Owing to the sophistication of PET imaging, it takes much time and effort to train radiologists in the proper methods of working with the modality and its output.

“PET images have enough variances that make it a little more complex working with them than other types of nuclear medicine scans, so there’s a big learning curve involved,” Agress says. “How far that curve extends will depend on the individual radiologist’s or technologist’s familiarity with nuclear medicine.”

PET vendors typically offer training. Agress urges taking advantage of that.

“Usually, this entails the vendor sending your key radiologist and your chief technologist to a 3- to 5-day-long PET course conducted at one of the major academic centers that has a strong legacy of success with PET,” he says.

Meanwhile, the Society of Nuclear Medicine (SNM) has established a PET learning center to instruct both radiologists and technologists in the nuances of the modality, Agress reports.

“It’s not a substitute for a site visit to a facility where PET is in use, but it offers a tremendous amount of information for a radiologist or nuclear medicine physician who is just getting started with PET,” says Agress, who serves on the faculty of the SNM learning center.
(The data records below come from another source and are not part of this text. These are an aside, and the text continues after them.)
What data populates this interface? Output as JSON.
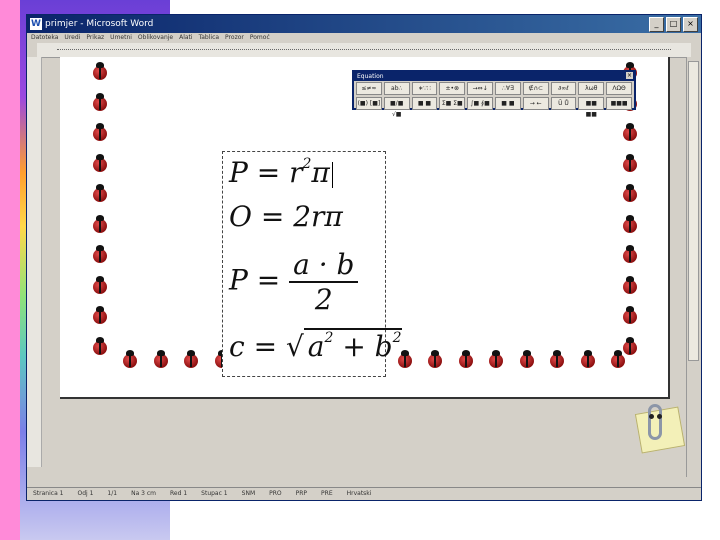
{
  "window": {
    "title": "primjer - Microsoft Word",
    "menu": [
      "Datoteka",
      "Uredi",
      "Prikaz",
      "Umetni",
      "Oblikovanje",
      "Alati",
      "Tablica",
      "Prozor",
      "Pomoć"
    ]
  },
  "equation_toolbar": {
    "title": "Equation",
    "row1": [
      "≤≠≈",
      "ab∴",
      "∗∵∷",
      "±•⊗",
      "→⇔↓",
      "∴∀∃",
      "∉∩⊂",
      "∂∞ℓ",
      "λωθ",
      "ΛΩΘ"
    ],
    "row2": [
      "(■) [■]",
      "■/■ √■",
      "■ ■",
      "Σ■ Σ■",
      "∫■ ∮■",
      "■ ■",
      "→ ←",
      "Ū Ů",
      "■■ ■■",
      "■■■"
    ]
  },
  "equations": [
    {
      "lhs": "P",
      "rhs": "r",
      "exp": "2",
      "tail": "π"
    },
    {
      "lhs": "O",
      "rhs": "2rπ"
    },
    {
      "lhs": "P",
      "num": "a · b",
      "den": "2"
    },
    {
      "lhs": "c",
      "radicand": "a",
      "exp1": "2",
      "plus": " + b",
      "exp2": "2"
    }
  ],
  "status": [
    "Stranica 1",
    "Odj 1",
    "1/1",
    "Na 3 cm",
    "Red 1",
    "Stupac 1",
    "SNM",
    "PRO",
    "PRP",
    "PRE",
    "Hrvatski"
  ]
}
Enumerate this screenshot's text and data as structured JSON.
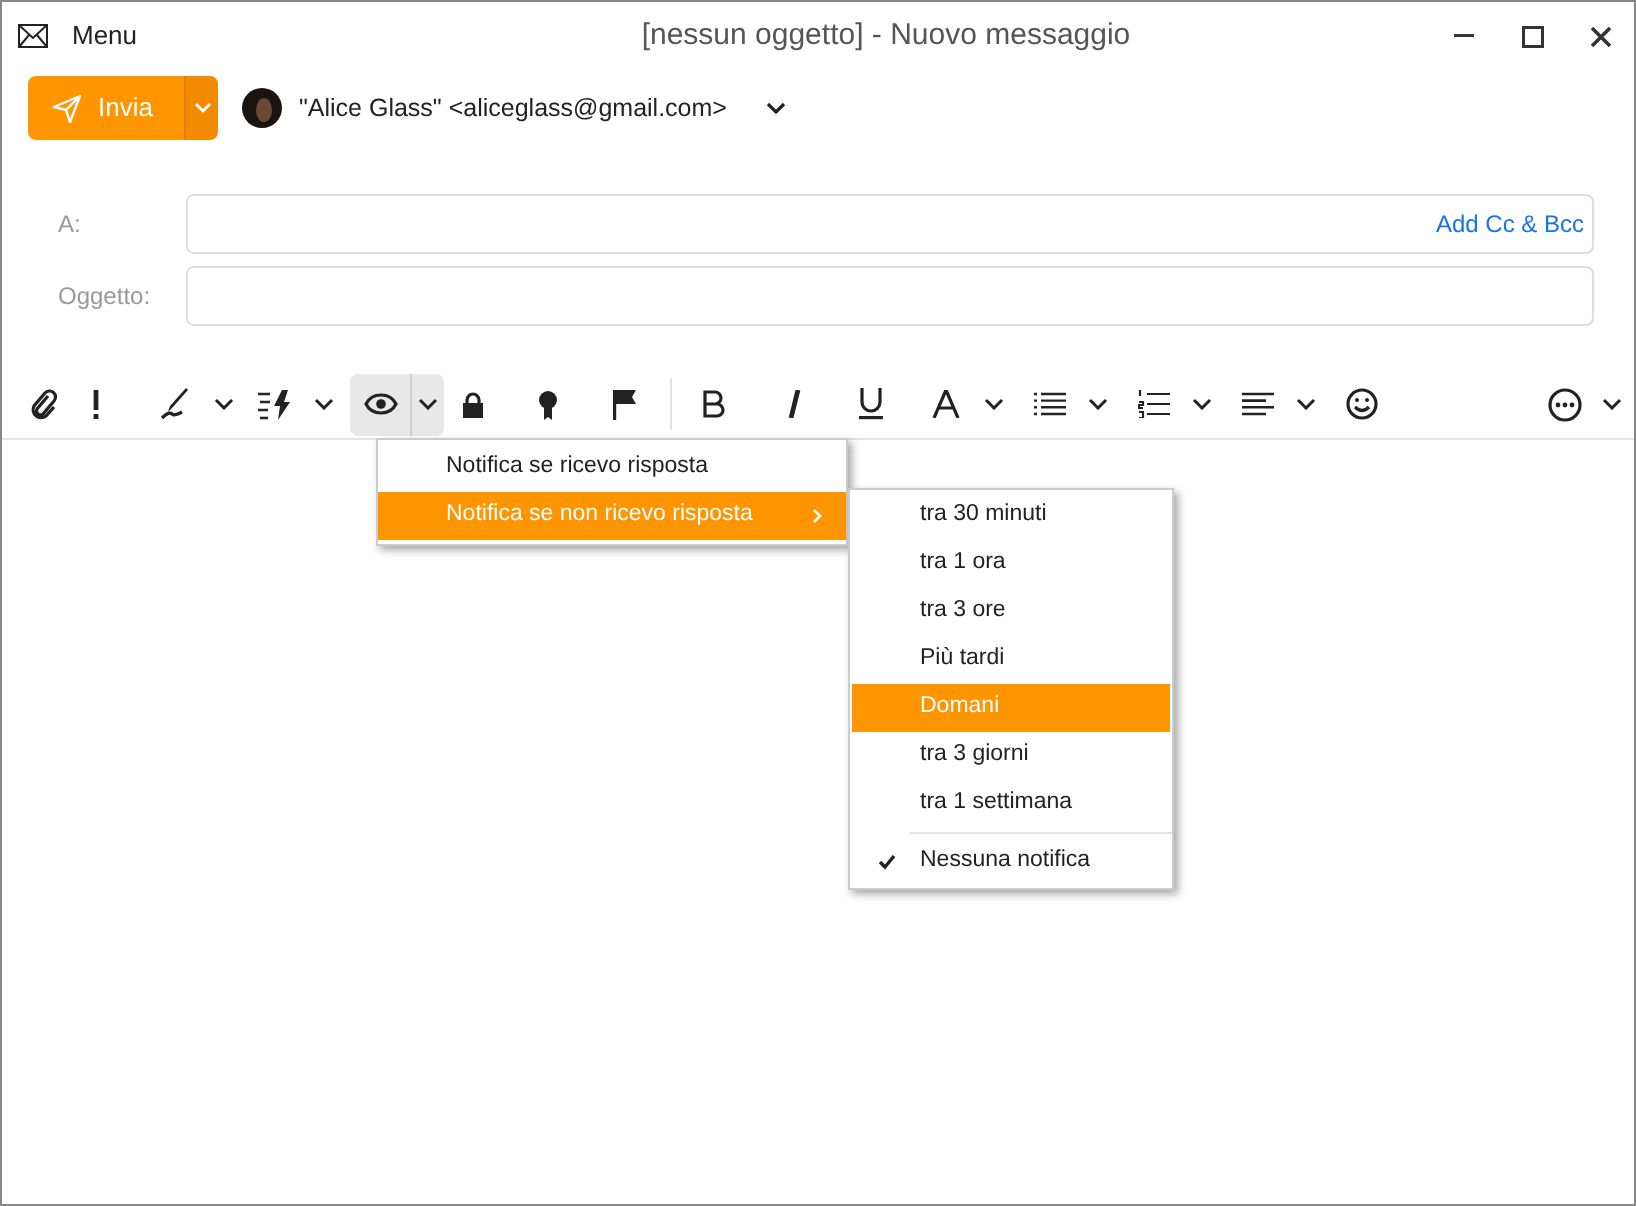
{
  "window": {
    "menu_label": "Menu",
    "title": "[nessun oggetto] - Nuovo messaggio"
  },
  "send_button": {
    "label": "Invia"
  },
  "from": {
    "identity": "\"Alice Glass\" <aliceglass@gmail.com>"
  },
  "fields": [
    {
      "label": "A:",
      "link": "Add Cc & Bcc"
    },
    {
      "label": "Oggetto:"
    }
  ],
  "toolbar": [
    {
      "has_menu": false,
      "selected": false
    },
    {
      "has_menu": false,
      "selected": false
    },
    {
      "has_menu": true,
      "selected": false
    },
    {
      "has_menu": true,
      "selected": false
    },
    {
      "has_menu": true,
      "selected": true
    },
    {
      "has_menu": false,
      "selected": false
    },
    {
      "has_menu": false,
      "selected": false
    },
    {
      "has_menu": false,
      "selected": false
    },
    {
      "has_menu": false,
      "selected": false
    },
    {
      "has_menu": false,
      "selected": false
    },
    {
      "has_menu": false,
      "selected": false
    },
    {
      "has_menu": true,
      "selected": false
    },
    {
      "has_menu": true,
      "selected": false
    },
    {
      "has_menu": true,
      "selected": false
    },
    {
      "has_menu": true,
      "selected": false
    },
    {
      "has_menu": false,
      "selected": false
    },
    {
      "has_menu": true,
      "selected": false
    }
  ],
  "menu": [
    {
      "label": "Notifica se ricevo risposta",
      "selected": false,
      "submenu": false
    },
    {
      "label": "Notifica se non ricevo risposta",
      "selected": true,
      "submenu": true
    }
  ],
  "submenu": [
    {
      "label": "tra 30 minuti",
      "selected": false,
      "checked": false
    },
    {
      "label": "tra 1 ora",
      "selected": false,
      "checked": false
    },
    {
      "label": "tra 3 ore",
      "selected": false,
      "checked": false
    },
    {
      "label": "Più tardi",
      "selected": false,
      "checked": false
    },
    {
      "label": "Domani",
      "selected": true,
      "checked": false
    },
    {
      "label": "tra 3 giorni",
      "selected": false,
      "checked": false
    },
    {
      "label": "tra 1 settimana",
      "selected": false,
      "checked": false
    },
    {
      "label": "Nessuna notifica",
      "selected": false,
      "checked": true,
      "separator_before": true
    }
  ]
}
The intensive course is held during a single weekend.

Much learning is possible, too, from making a habit of conducting case follow-ups, all the way “to the tissue,” Agress is fond of saying.

“There were times when I wasn’t sure that an abnormality on the PET scan was significant, but by doing follow-up, I was able to have those questions answered,” he says. “Follow-up has given me the ability to look at a PET scan with far greater confidencefor example, abnormalities I might not in the beginning have considered significant, I will now quickly recognize as being significant.”

Agress says he employs a spreadsheet to track cases for follow-up. This contains the name of each physician who referred a patient, the physician’s contact number, the patient’s primary disease,  the finding, and what the biopsy or surgery ultimately revealed about the abnormality. The cases Agress chooses for follow-up are typically those that have an interesting or unusual aspect.

“Follow-up also helps focus attention on unexpected problems that otherwise might not be noticed for a long time afterwardand, from the patient’s perspective, it is far better to detect problems sooner rather than later,” he offers. “If you just do the PET scan and give the referring physician a written report, there is a risk that the PET scan will simply become one of many different inputs. But the process of follow-up with personal contact changes that.”

A benefit of conducting follow-up is that it increases the opportunity for interaction with referring physicians, which, not coincidentally, also helps build their confidence in and understanding of the modality. Moreover, follow-up demonstrates to referring physicians that Agress and his team have a serious, ongoing interest in the cases being sent to them, something the referring physicians genuinely appreciate. Stronger relationships result, Agress says.

With regard to advocates, Agress says a successful PET service needs one key physician in the nuclear medicine department or the radiology department at large.

“Right at the beginning, there should be one physician who is very involved in the process of bringing aboard PET and developing it as a business,” he says. “That individual will serve as the point person who gets all the different organizational setup tasks done. Usually, the right person for the assignment is someone who is very excited about PET and believes in it. After the program gets started, it becomes the responsibility of that individual to train several other radiologists to read PET proficiently.”

In Agress’s opinion, there is no question that PET is becoming a major element of the management of oncology patients. However, it does not end there.

“With FDG-PET, we are talking about just one isotope that allows us to do nothing more, really, than look at the distribution of sugar in the body,” he says. “Even now, more radiopharmaceuticals are in development. Just imagine what we’ll be able to do when we have tracers that are specific for individual cancers.”

Rich Smith is a contributing writer for Decisions in Axis Imaging News.